New Delhi: The Modi government’s ranking system for higher educational institutes is far more accurate and transparent than the surveys conducted by QS (Quacquarelli Symonds) and Times Higher Education (THE), an IIT-Delhi study has concluded.
QS and THE, both of which are based in London, are two of the most prominent higher-education surveys in the world. But even the most celebrated Indian institutes — including the IITs and the Indian Institute of Science (IISc) — have consistently failed to crack the top 100 in these lists, with western institutions such as Oxford University and MIT continuing to hold the top positions.
The Modi government’s National Institutional Ranking Framework (NIRF) was launched in 2015 to rank educational institutes. It is part of a larger push by the administration to develop “institutes of eminence” that are recognised alongside the world’s finest.
“We compared the three ranking systems and found that NIRF is the most accurate one,” a professor from IIT-Delhi who deals with rankings told ThePrint. “We have also shared this study with the HRD ministry.”
How the rankings are calculated
Findings of the IIT-Delhi study come days after some premier IITs expressed resentment about their dismal rankings in the THE survey.

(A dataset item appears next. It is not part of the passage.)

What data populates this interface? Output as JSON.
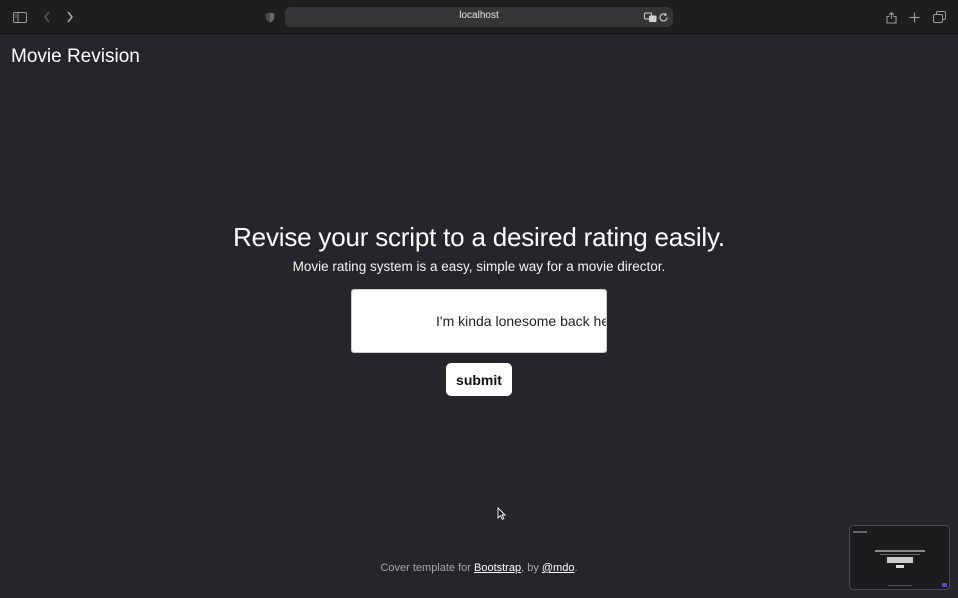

The researchers behind the study have primarily taken exception to the methodology employed by THE and QS.
QS accords the greatest weight to an institute’s academic reputation (40 per cent), which is determined on the basis of an exhaustive survey, while keeping 20 per cent each for faculty/student ratio and citations per faculty member, 10 per cent for reputation among employers, and 5 per cent each for international faculty ratio and international student ratio.

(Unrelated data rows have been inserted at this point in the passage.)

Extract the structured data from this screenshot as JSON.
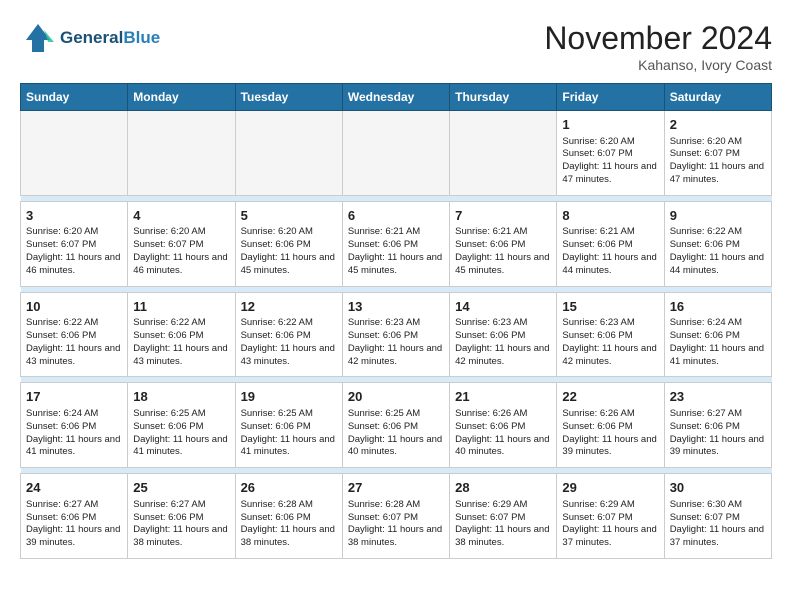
{
  "header": {
    "logo_line1": "General",
    "logo_line2": "Blue",
    "month": "November 2024",
    "location": "Kahanso, Ivory Coast"
  },
  "days_of_week": [
    "Sunday",
    "Monday",
    "Tuesday",
    "Wednesday",
    "Thursday",
    "Friday",
    "Saturday"
  ],
  "weeks": [
    [
      {
        "day": "",
        "info": ""
      },
      {
        "day": "",
        "info": ""
      },
      {
        "day": "",
        "info": ""
      },
      {
        "day": "",
        "info": ""
      },
      {
        "day": "",
        "info": ""
      },
      {
        "day": "1",
        "info": "Sunrise: 6:20 AM\nSunset: 6:07 PM\nDaylight: 11 hours and 47 minutes."
      },
      {
        "day": "2",
        "info": "Sunrise: 6:20 AM\nSunset: 6:07 PM\nDaylight: 11 hours and 47 minutes."
      }
    ],
    [
      {
        "day": "3",
        "info": "Sunrise: 6:20 AM\nSunset: 6:07 PM\nDaylight: 11 hours and 46 minutes."
      },
      {
        "day": "4",
        "info": "Sunrise: 6:20 AM\nSunset: 6:07 PM\nDaylight: 11 hours and 46 minutes."
      },
      {
        "day": "5",
        "info": "Sunrise: 6:20 AM\nSunset: 6:06 PM\nDaylight: 11 hours and 45 minutes."
      },
      {
        "day": "6",
        "info": "Sunrise: 6:21 AM\nSunset: 6:06 PM\nDaylight: 11 hours and 45 minutes."
      },
      {
        "day": "7",
        "info": "Sunrise: 6:21 AM\nSunset: 6:06 PM\nDaylight: 11 hours and 45 minutes."
      },
      {
        "day": "8",
        "info": "Sunrise: 6:21 AM\nSunset: 6:06 PM\nDaylight: 11 hours and 44 minutes."
      },
      {
        "day": "9",
        "info": "Sunrise: 6:22 AM\nSunset: 6:06 PM\nDaylight: 11 hours and 44 minutes."
      }
    ],
    [
      {
        "day": "10",
        "info": "Sunrise: 6:22 AM\nSunset: 6:06 PM\nDaylight: 11 hours and 43 minutes."
      },
      {
        "day": "11",
        "info": "Sunrise: 6:22 AM\nSunset: 6:06 PM\nDaylight: 11 hours and 43 minutes."
      },
      {
        "day": "12",
        "info": "Sunrise: 6:22 AM\nSunset: 6:06 PM\nDaylight: 11 hours and 43 minutes."
      },
      {
        "day": "13",
        "info": "Sunrise: 6:23 AM\nSunset: 6:06 PM\nDaylight: 11 hours and 42 minutes."
      },
      {
        "day": "14",
        "info": "Sunrise: 6:23 AM\nSunset: 6:06 PM\nDaylight: 11 hours and 42 minutes."
      },
      {
        "day": "15",
        "info": "Sunrise: 6:23 AM\nSunset: 6:06 PM\nDaylight: 11 hours and 42 minutes."
      },
      {
        "day": "16",
        "info": "Sunrise: 6:24 AM\nSunset: 6:06 PM\nDaylight: 11 hours and 41 minutes."
      }
    ],
    [
      {
        "day": "17",
        "info": "Sunrise: 6:24 AM\nSunset: 6:06 PM\nDaylight: 11 hours and 41 minutes."
      },
      {
        "day": "18",
        "info": "Sunrise: 6:25 AM\nSunset: 6:06 PM\nDaylight: 11 hours and 41 minutes."
      },
      {
        "day": "19",
        "info": "Sunrise: 6:25 AM\nSunset: 6:06 PM\nDaylight: 11 hours and 41 minutes."
      },
      {
        "day": "20",
        "info": "Sunrise: 6:25 AM\nSunset: 6:06 PM\nDaylight: 11 hours and 40 minutes."
      },
      {
        "day": "21",
        "info": "Sunrise: 6:26 AM\nSunset: 6:06 PM\nDaylight: 11 hours and 40 minutes."
      },
      {
        "day": "22",
        "info": "Sunrise: 6:26 AM\nSunset: 6:06 PM\nDaylight: 11 hours and 39 minutes."
      },
      {
        "day": "23",
        "info": "Sunrise: 6:27 AM\nSunset: 6:06 PM\nDaylight: 11 hours and 39 minutes."
      }
    ],
    [
      {
        "day": "24",
        "info": "Sunrise: 6:27 AM\nSunset: 6:06 PM\nDaylight: 11 hours and 39 minutes."
      },
      {
        "day": "25",
        "info": "Sunrise: 6:27 AM\nSunset: 6:06 PM\nDaylight: 11 hours and 38 minutes."
      },
      {
        "day": "26",
        "info": "Sunrise: 6:28 AM\nSunset: 6:06 PM\nDaylight: 11 hours and 38 minutes."
      },
      {
        "day": "27",
        "info": "Sunrise: 6:28 AM\nSunset: 6:07 PM\nDaylight: 11 hours and 38 minutes."
      },
      {
        "day": "28",
        "info": "Sunrise: 6:29 AM\nSunset: 6:07 PM\nDaylight: 11 hours and 38 minutes."
      },
      {
        "day": "29",
        "info": "Sunrise: 6:29 AM\nSunset: 6:07 PM\nDaylight: 11 hours and 37 minutes."
      },
      {
        "day": "30",
        "info": "Sunrise: 6:30 AM\nSunset: 6:07 PM\nDaylight: 11 hours and 37 minutes."
      }
    ]
  ]
}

THE gives 30 per cent each to research, citations and teaching, with the rest covered by “international outlook” (7.5 per cent) — the number of foreign students and staff, and overseas collaboration — and industry income, or research income earned from industry (2.5 per cent).
NIRF, meanwhile, gives 30 per cent to teaching, learning and resources, another 30 to research and professional practice, 20 per cent to graduation outcomes, 10 per cent to outreach and inclusivity, and another 10 per cent to perception.
“THE might look like its very objective but it’s actually not,” said the aforementioned IIT-Delhi professor. “For example, when they count citations, sometimes it is on the basis of just one faculty member who has had 99 per cent of the citations… the institute still gets a good rank,” the professor added.
“IIT-Ropar is a new institute and we know how it has been doing in terms of research, but this year it got ranked above us in THE,” the professor said. “Similarly, sometimes there are institutes that are ranked very high one year and the next year they disappear without any reason.”
The same professor said the methodology was less than transparent. “They count citations and research but we have no idea how they take these into account while calculating the ranks.”
QS, meanwhile, is much more objective despite using the survey-based criterion as their primary yardstick, the professor said.
According to the faculty member, QS consults each institute on whom to approach for feedback.
The NIRF is based on formulae for calculating scores under different parameters. These formulae can be accessed on the official NIRF website, allowing each institute to calculate their score independently as well. QS and THE have not spelt out any formula on their websites.
“We have developed a formula-based method to score institutions and everything is available in the public domain,” said a senior HRD ministry official who deals with rankings. “We use scientific formulae to calculate scores for each of the parameters and none of the institutions has challenged our methods so far.”
In the 2018 NIRF, IISc, Jawaharlal Nehru University and Banaras Hindu University were ranked the top three.
Why news media is in crisis & How you can fix it
India needs free, fair, non-hyphenated and questioning journalism even more as it faces multiple crises.
But the news media is in a crisis of its own. There have been brutal layoffs and pay-cuts. The best of journalism is shrinking, yielding to crude prime-time spectacle.
ThePrint has the finest young reporters, columnists and editors working for it. Sustaining journalism of this quality needs smart and thinking people like you to pay for it. Whether you live in India or overseas, you can do it here.